That report determined, among other things, that there were “7,845,460,401 unique visitors of print/online coverage of the 2014 Bon Secours Washington Redskins Training Camp from July 24-Aug. 12.”
That’s a big number. To put it in perspective, that’s considerably more than the population of Earth, which the Census Bureau estimates at 7.26 billion. Apparently a lot of folks on Pluto were really interested in Colt McCoy’s progress.
What’s going on here? As with last season, the Redskins and their monitoring partners are using some strange definitions, definitions I can’t say I’ve seen other people use. “Unique viewers/visitors,” according to this report, provides “a unique and accurate count of the number of people visiting any content of a website in a given period of time, accounting for any possible duplication as a result of cookie deletion, cookie rejection or IP address changes.” “Hits,” according to this report, are “the amount of articles published on a search topic from any given source in the specified period of time.”
The team also explained that each article accrues the total unique visitor count of each site on which it appears. As an example, “if six articles on ESPN.com contain the specified search terms within the specified timeframe, the website’s unique visitor count (and accompanying value) is multiplied by six.” Fifteen Redskins articles on our site would credit the Richmond coverage with our millions of Washington Post unique visitors, times 15.

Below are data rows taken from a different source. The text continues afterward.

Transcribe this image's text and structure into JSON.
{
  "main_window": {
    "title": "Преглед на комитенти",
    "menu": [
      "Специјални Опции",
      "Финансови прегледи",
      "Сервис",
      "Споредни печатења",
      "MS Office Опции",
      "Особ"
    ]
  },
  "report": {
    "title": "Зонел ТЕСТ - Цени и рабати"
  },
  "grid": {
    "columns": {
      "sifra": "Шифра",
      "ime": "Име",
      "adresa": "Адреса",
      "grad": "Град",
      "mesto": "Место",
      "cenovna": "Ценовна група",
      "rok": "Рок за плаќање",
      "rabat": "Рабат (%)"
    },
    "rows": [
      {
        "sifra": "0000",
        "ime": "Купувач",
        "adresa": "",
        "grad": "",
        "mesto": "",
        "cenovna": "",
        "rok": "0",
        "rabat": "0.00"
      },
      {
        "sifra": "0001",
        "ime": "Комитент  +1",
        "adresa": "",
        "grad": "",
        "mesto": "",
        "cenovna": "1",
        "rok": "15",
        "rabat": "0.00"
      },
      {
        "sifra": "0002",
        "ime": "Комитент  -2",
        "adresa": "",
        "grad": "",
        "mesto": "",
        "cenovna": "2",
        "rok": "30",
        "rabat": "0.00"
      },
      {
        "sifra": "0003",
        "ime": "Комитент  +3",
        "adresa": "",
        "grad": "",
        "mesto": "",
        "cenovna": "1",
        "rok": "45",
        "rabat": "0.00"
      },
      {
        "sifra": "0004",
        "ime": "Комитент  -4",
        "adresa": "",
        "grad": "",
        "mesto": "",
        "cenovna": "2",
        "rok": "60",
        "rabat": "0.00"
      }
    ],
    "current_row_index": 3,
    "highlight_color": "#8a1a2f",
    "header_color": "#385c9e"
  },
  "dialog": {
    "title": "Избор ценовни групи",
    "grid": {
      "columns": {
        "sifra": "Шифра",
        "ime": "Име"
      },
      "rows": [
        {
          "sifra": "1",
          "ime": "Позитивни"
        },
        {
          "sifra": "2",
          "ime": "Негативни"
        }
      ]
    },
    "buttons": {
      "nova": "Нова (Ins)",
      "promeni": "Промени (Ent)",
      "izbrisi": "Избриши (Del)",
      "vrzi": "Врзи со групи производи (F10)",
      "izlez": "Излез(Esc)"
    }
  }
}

Counting search results and multiplying them by the total unique visitors of each site is weird enough, but there’s further oddness here. Michael Phillips of The Richmond Times-Dispatch wrote about the economic value of coverage the report mentions and spoke to Meltwater officials, who said that the numbers included are “impressions,” but with a very different definition than the normal one:
According to the 2014 document, which was obtained by The Times-Dispatch, the firms estimated that Richmond received a “minimum total value” of $76.1 million in media coverage from the various TV, print, radio and online organizations that came to town to report on the camp.
The Redskins broke down the report by individual events. Their report noted that there were 58.1 million “unique visitors” to stories about a clinic for high school coaches that featured ESPN analyst Jon Gruden.
A spokeswoman for Meltwater said the number provided by the group is “impressions” and counts anytime a person is exposed to a news story about the event, including social media posts.
So, that might suggest that they’re counting not just people who actually click on stories, but also those who see them in their Twitter or Facebook feeds, and maybe even also those who follow the news feeds in question on Twitter or Facebook but didn’t actually ever see the posts about the stories. How all these “impressions” add up to $76 million is questionable, too. As Steinberg notes, this isn’t the first time the Redskins have played with the numbers, as they claimed 2.95 billion viewers of their training camp coverage in 2013. The numbers for 2014 are particularly bad, though. Either these are fudged, or there’s strong interest in the Redskins beyond Earth…